Say there’s a puddle of it on a garage floor. Would it evaporate? How quickly?
Battery acid is a mixture of sulfuric acid and water. The water evaporates; the sulfuric acid doesn’t. You might sprinkle baking soda on the acid to neutralize it.
Thanks - but haven’t people been injured before by inhaling sulfuric acid fumes?
many people have been killed, blinded, scarred, maimed and otherwise damaged by sulfuric acid. including a few of my friends during my time in refineries :mad:
… however probably not so many bad injuries from a small pool of spilt battery acid. You wouldn’t want to drink it, nor would you want to let the water evap and then get the powder onto any mucous membrane.
basic precautions including gloves, eye protection and a healthy dose of common sense should mean you are perfectly safe to clean it up. I assume thats what your question relates to.
But if there’s such a thing as sulfuric acid fumes, then it must evaporate.
sulfuric acid won’t evaporate, but is hygroscopic and will draw water from the air. It won’t ‘turn to powder’ 98-99% H2SO4 that is readily purchased is in a liquid form. I think it will gradually release oxides of sulfur fumes (SO3), especially when heated, but these fumes will combine with water (like in your eyes and nose) and become acid again.
It won’t just go away. It will corrode whatever it can and turn to sulfates; or it will sit there collecting water turning to a bigger puddle of vile. Its better to ventilate well and add a neutralizing agent like baking soda
Right - that’s my question - how people inhale fumes if it doesn’t evaporate.
I think “decompose and outgas SO3” is probably more accurate rather than evaporate. But the rate is pretty slow and will take quite a long time unless it is heated up. Plus there is the problem that these fumes will land on something eventually and pretty much destroy that as well. It will attract water at a faster rate; so while it will become somewhat more dilute, you will have a bigger puddle of terribly nasty stuff that is only slightly less destructive than the more concentrated stuff.
Its not going to evaporate and disappear anytime soon.
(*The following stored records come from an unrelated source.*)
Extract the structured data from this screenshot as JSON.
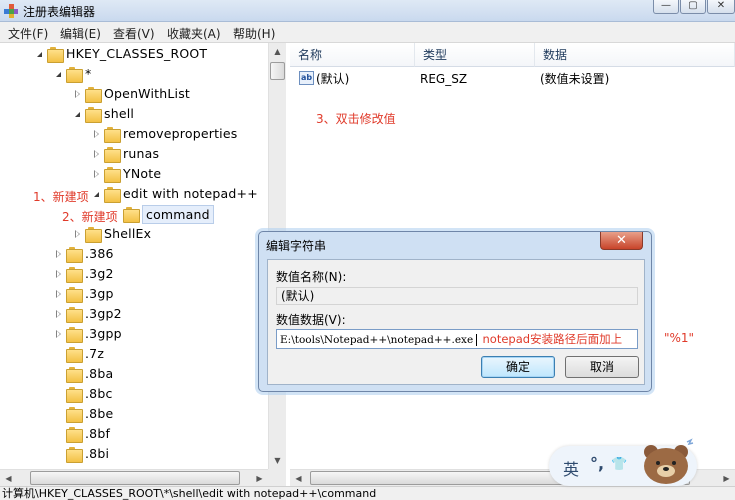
{
  "window": {
    "title": "注册表编辑器",
    "controls": [
      "—",
      "▢",
      "✕"
    ]
  },
  "menubar": {
    "items": [
      "文件(F)",
      "编辑(E)",
      "查看(V)",
      "收藏夹(A)",
      "帮助(H)"
    ]
  },
  "tree": {
    "items": [
      {
        "label": "HKEY_CLASSES_ROOT",
        "state": "expanded"
      },
      {
        "label": "*",
        "state": "expanded"
      },
      {
        "label": "OpenWithList",
        "state": "collapsed"
      },
      {
        "label": "shell",
        "state": "expanded"
      },
      {
        "label": "removeproperties",
        "state": "collapsed"
      },
      {
        "label": "runas",
        "state": "collapsed"
      },
      {
        "label": "YNote",
        "state": "collapsed"
      },
      {
        "label": "edit with notepad++",
        "state": "expanded"
      },
      {
        "label": "command",
        "state": "selected"
      },
      {
        "label": "ShellEx",
        "state": "collapsed"
      },
      {
        "label": ".386",
        "state": "collapsed"
      },
      {
        "label": ".3g2",
        "state": "collapsed"
      },
      {
        "label": ".3gp",
        "state": "collapsed"
      },
      {
        "label": ".3gp2",
        "state": "collapsed"
      },
      {
        "label": ".3gpp",
        "state": "collapsed"
      },
      {
        "label": ".7z",
        "state": "none"
      },
      {
        "label": ".8ba",
        "state": "none"
      },
      {
        "label": ".8bc",
        "state": "none"
      },
      {
        "label": ".8be",
        "state": "none"
      },
      {
        "label": ".8bf",
        "state": "none"
      },
      {
        "label": ".8bi",
        "state": "none"
      }
    ]
  },
  "list": {
    "columns": [
      "名称",
      "类型",
      "数据"
    ],
    "rows": [
      {
        "name": "(默认)",
        "type": "REG_SZ",
        "data": "(数值未设置)",
        "icon": "ab-string-icon"
      }
    ]
  },
  "annotations": {
    "step1": "1、新建项",
    "step2": "2、新建项",
    "step3": "3、双击修改值",
    "note": "notepad安装路径后面加上",
    "suffix": "\"%1\""
  },
  "dialog": {
    "title": "编辑字符串",
    "name_label": "数值名称(N):",
    "name_value": "(默认)",
    "data_label": "数值数据(V):",
    "data_value": "E:\\tools\\Notepad++\\notepad++.exe",
    "ok_label": "确定",
    "cancel_label": "取消"
  },
  "statusbar": {
    "path": "计算机\\HKEY_CLASSES_ROOT\\*\\shell\\edit with notepad++\\command"
  },
  "ime": {
    "lang": "英",
    "punct": "°,",
    "shirt": "👕"
  },
  "colors": {
    "annotation": "#e03a2a",
    "folder": "#f3c146",
    "dialog_frame": "#cfe0f3"
  }
}
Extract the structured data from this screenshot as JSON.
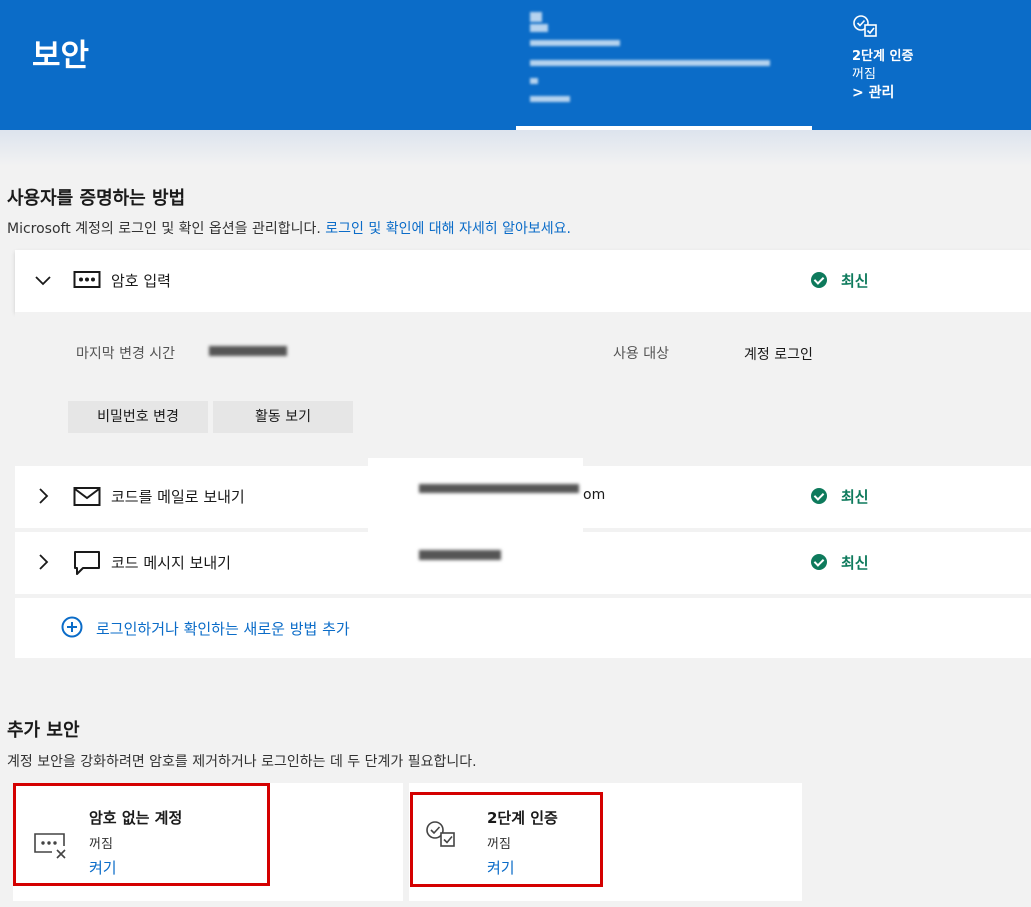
{
  "header": {
    "title": "보안",
    "two_step": {
      "title": "2단계 인증",
      "state": "꺼짐",
      "manage": "> 관리"
    },
    "color": "#0b6cc8"
  },
  "methods": {
    "title": "사용자를 증명하는 방법",
    "description": "Microsoft 계정의 로그인 및 확인 옵션을 관리합니다.",
    "learn_more": "로그인 및 확인에 대해 자세히 알아보세요.",
    "rows": [
      {
        "label": "암호 입력",
        "status": "최신",
        "expanded": true,
        "icon": "password-dots-icon"
      },
      {
        "label": "코드를 메일로 보내기",
        "status": "최신",
        "detail_suffix": "om",
        "icon": "mail-icon"
      },
      {
        "label": "코드 메시지 보내기",
        "status": "최신",
        "icon": "chat-bubble-icon"
      }
    ],
    "expanded_detail": {
      "last_changed_label": "마지막 변경 시간",
      "usage_label": "사용 대상",
      "usage_value": "계정 로그인",
      "change_password_button": "비밀번호 변경",
      "view_activity_button": "활동 보기"
    },
    "add_method": "로그인하거나 확인하는 새로운 방법 추가"
  },
  "extra": {
    "title": "추가 보안",
    "description": "계정 보안을 강화하려면 암호를 제거하거나 로그인하는 데 두 단계가 필요합니다.",
    "cards": [
      {
        "title": "암호 없는 계정",
        "state": "꺼짐",
        "action": "켜기",
        "icon": "password-remove-icon"
      },
      {
        "title": "2단계 인증",
        "state": "꺼짐",
        "action": "켜기",
        "icon": "two-step-check-icon"
      }
    ]
  },
  "status_color": "#0e7a5c",
  "highlight_color": "#d40000"
}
Its smarter to neutralize it and contain it in the liquid state rather than have the hinges fall off your doors.